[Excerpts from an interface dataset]
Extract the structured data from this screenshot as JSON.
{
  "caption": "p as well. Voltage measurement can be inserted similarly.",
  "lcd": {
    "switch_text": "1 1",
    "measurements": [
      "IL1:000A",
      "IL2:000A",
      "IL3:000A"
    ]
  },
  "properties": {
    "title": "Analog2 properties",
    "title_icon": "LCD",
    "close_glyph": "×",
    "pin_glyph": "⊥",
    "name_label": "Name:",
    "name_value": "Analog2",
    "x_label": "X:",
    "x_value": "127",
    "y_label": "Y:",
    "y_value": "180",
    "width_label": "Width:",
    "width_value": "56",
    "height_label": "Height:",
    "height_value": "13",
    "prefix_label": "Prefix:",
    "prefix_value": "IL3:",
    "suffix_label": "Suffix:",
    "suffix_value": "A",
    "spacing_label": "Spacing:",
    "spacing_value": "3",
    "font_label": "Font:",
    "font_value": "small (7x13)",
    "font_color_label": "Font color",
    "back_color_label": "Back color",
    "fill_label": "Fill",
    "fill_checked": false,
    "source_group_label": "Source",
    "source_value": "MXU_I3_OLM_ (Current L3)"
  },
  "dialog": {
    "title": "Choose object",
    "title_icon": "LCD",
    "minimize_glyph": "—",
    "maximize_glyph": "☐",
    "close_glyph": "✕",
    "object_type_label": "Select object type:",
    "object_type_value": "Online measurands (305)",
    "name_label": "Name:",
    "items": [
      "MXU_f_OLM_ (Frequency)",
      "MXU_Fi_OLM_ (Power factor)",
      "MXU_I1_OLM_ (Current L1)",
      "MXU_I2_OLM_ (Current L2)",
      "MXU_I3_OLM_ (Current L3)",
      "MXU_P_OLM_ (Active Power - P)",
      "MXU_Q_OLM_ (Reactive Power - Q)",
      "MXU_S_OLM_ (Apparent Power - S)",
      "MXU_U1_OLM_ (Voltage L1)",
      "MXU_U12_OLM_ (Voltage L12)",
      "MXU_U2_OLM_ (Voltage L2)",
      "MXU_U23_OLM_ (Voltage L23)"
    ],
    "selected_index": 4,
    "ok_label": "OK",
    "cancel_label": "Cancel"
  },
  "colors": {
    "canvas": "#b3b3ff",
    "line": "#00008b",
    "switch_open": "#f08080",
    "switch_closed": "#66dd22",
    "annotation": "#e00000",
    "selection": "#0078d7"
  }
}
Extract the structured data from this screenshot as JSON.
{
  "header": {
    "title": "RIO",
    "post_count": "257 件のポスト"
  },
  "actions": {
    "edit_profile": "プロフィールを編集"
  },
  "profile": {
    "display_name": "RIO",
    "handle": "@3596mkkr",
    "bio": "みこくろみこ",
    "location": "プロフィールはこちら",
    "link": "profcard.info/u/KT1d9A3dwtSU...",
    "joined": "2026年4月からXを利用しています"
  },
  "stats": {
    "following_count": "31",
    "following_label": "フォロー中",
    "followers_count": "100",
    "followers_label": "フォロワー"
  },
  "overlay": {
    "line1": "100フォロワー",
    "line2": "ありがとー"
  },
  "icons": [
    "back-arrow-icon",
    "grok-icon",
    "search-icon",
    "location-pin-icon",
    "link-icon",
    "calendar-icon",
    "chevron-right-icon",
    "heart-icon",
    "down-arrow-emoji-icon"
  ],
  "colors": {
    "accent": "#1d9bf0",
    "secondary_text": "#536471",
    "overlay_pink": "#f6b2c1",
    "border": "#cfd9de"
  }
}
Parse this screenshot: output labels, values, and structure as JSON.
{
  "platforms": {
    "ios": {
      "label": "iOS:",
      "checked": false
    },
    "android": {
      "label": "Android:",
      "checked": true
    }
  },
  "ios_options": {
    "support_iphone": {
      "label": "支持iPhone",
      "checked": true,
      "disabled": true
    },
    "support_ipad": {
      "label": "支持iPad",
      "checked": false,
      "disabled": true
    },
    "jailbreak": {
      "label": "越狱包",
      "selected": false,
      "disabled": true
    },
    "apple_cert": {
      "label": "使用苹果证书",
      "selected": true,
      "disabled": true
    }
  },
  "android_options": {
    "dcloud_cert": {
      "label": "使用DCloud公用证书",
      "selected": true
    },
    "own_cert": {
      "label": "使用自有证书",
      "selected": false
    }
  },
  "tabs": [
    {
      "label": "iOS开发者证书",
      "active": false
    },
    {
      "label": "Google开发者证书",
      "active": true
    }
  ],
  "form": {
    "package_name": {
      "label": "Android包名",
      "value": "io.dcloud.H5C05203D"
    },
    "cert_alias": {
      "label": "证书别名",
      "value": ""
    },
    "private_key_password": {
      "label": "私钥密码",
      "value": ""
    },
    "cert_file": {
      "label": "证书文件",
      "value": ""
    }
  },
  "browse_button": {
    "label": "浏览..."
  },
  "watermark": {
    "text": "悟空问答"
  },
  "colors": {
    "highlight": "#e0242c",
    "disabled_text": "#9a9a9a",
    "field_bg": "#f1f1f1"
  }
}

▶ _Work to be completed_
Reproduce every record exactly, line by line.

▶ _Exercise output_
Extract the structured data from this screenshot as JSON.
{
  "caption": "p as well. Voltage measurement can be inserted similarly.",
  "lcd": {
    "switch_text": "1 1",
    "measurements": [
      "IL1:000A",
      "IL2:000A",
      "IL3:000A"
    ]
  },
  "properties": {
    "title": "Analog2 properties",
    "title_icon": "LCD",
    "close_glyph": "×",
    "pin_glyph": "⊥",
    "name_label": "Name:",
    "name_value": "Analog2",
    "x_label": "X:",
    "x_value": "127",
    "y_label": "Y:",
    "y_value": "180",
    "width_label": "Width:",
    "width_value": "56",
    "height_label": "Height:",
    "height_value": "13",
    "prefix_label": "Prefix:",
    "prefix_value": "IL3:",
    "suffix_label": "Suffix:",
    "suffix_value": "A",
    "spacing_label": "Spacing:",
    "spacing_value": "3",
    "font_label": "Font:",
    "font_value": "small (7x13)",
    "font_color_label": "Font color",
    "back_color_label": "Back color",
    "fill_label": "Fill",
    "fill_checked": false,
    "source_group_label": "Source",
    "source_value": "MXU_I3_OLM_ (Current L3)"
  },
  "dialog": {
    "title": "Choose object",
    "title_icon": "LCD",
    "minimize_glyph": "—",
    "maximize_glyph": "☐",
    "close_glyph": "✕",
    "object_type_label": "Select object type:",
    "object_type_value": "Online measurands (305)",
    "name_label": "Name:",
    "items": [
      "MXU_f_OLM_ (Frequency)",
      "MXU_Fi_OLM_ (Power factor)",
      "MXU_I1_OLM_ (Current L1)",
      "MXU_I2_OLM_ (Current L2)",
      "MXU_I3_OLM_ (Current L3)",
      "MXU_P_OLM_ (Active Power - P)",
      "MXU_Q_OLM_ (Reactive Power - Q)",
      "MXU_S_OLM_ (Apparent Power - S)",
      "MXU_U1_OLM_ (Voltage L1)",
      "MXU_U12_OLM_ (Voltage L12)",
      "MXU_U2_OLM_ (Voltage L2)",
      "MXU_U23_OLM_ (Voltage L23)"
    ],
    "selected_index": 4,
    "ok_label": "OK",
    "cancel_label": "Cancel"
  },
  "colors": {
    "canvas": "#b3b3ff",
    "line": "#00008b",
    "switch_open": "#f08080",
    "switch_closed": "#66dd22",
    "annotation": "#e00000",
    "selection": "#0078d7"
  }
}
Extract the structured data from this screenshot as JSON.
{
  "header": {
    "title": "RIO",
    "post_count": "257 件のポスト"
  },
  "actions": {
    "edit_profile": "プロフィールを編集"
  },
  "profile": {
    "display_name": "RIO",
    "handle": "@3596mkkr",
    "bio": "みこくろみこ",
    "location": "プロフィールはこちら",
    "link": "profcard.info/u/KT1d9A3dwtSU...",
    "joined": "2026年4月からXを利用しています"
  },
  "stats": {
    "following_count": "31",
    "following_label": "フォロー中",
    "followers_count": "100",
    "followers_label": "フォロワー"
  },
  "overlay": {
    "line1": "100フォロワー",
    "line2": "ありがとー"
  },
  "icons": [
    "back-arrow-icon",
    "grok-icon",
    "search-icon",
    "location-pin-icon",
    "link-icon",
    "calendar-icon",
    "chevron-right-icon",
    "heart-icon",
    "down-arrow-emoji-icon"
  ],
  "colors": {
    "accent": "#1d9bf0",
    "secondary_text": "#536471",
    "overlay_pink": "#f6b2c1",
    "border": "#cfd9de"
  }
}
Parse this screenshot: output labels, values, and structure as JSON.
{
  "platforms": {
    "ios": {
      "label": "iOS:",
      "checked": false
    },
    "android": {
      "label": "Android:",
      "checked": true
    }
  },
  "ios_options": {
    "support_iphone": {
      "label": "支持iPhone",
      "checked": true,
      "disabled": true
    },
    "support_ipad": {
      "label": "支持iPad",
      "checked": false,
      "disabled": true
    },
    "jailbreak": {
      "label": "越狱包",
      "selected": false,
      "disabled": true
    },
    "apple_cert": {
      "label": "使用苹果证书",
      "selected": true,
      "disabled": true
    }
  },
  "android_options": {
    "dcloud_cert": {
      "label": "使用DCloud公用证书",
      "selected": true
    },
    "own_cert": {
      "label": "使用自有证书",
      "selected": false
    }
  },
  "tabs": [
    {
      "label": "iOS开发者证书",
      "active": false
    },
    {
      "label": "Google开发者证书",
      "active": true
    }
  ],
  "form": {
    "package_name": {
      "label": "Android包名",
      "value": "io.dcloud.H5C05203D"
    },
    "cert_alias": {
      "label": "证书别名",
      "value": ""
    },
    "private_key_password": {
      "label": "私钥密码",
      "value": ""
    },
    "cert_file": {
      "label": "证书文件",
      "value": ""
    }
  },
  "browse_button": {
    "label": "浏览..."
  },
  "watermark": {
    "text": "悟空问答"
  },
  "colors": {
    "highlight": "#e0242c",
    "disabled_text": "#9a9a9a",
    "field_bg": "#f1f1f1"
  }
}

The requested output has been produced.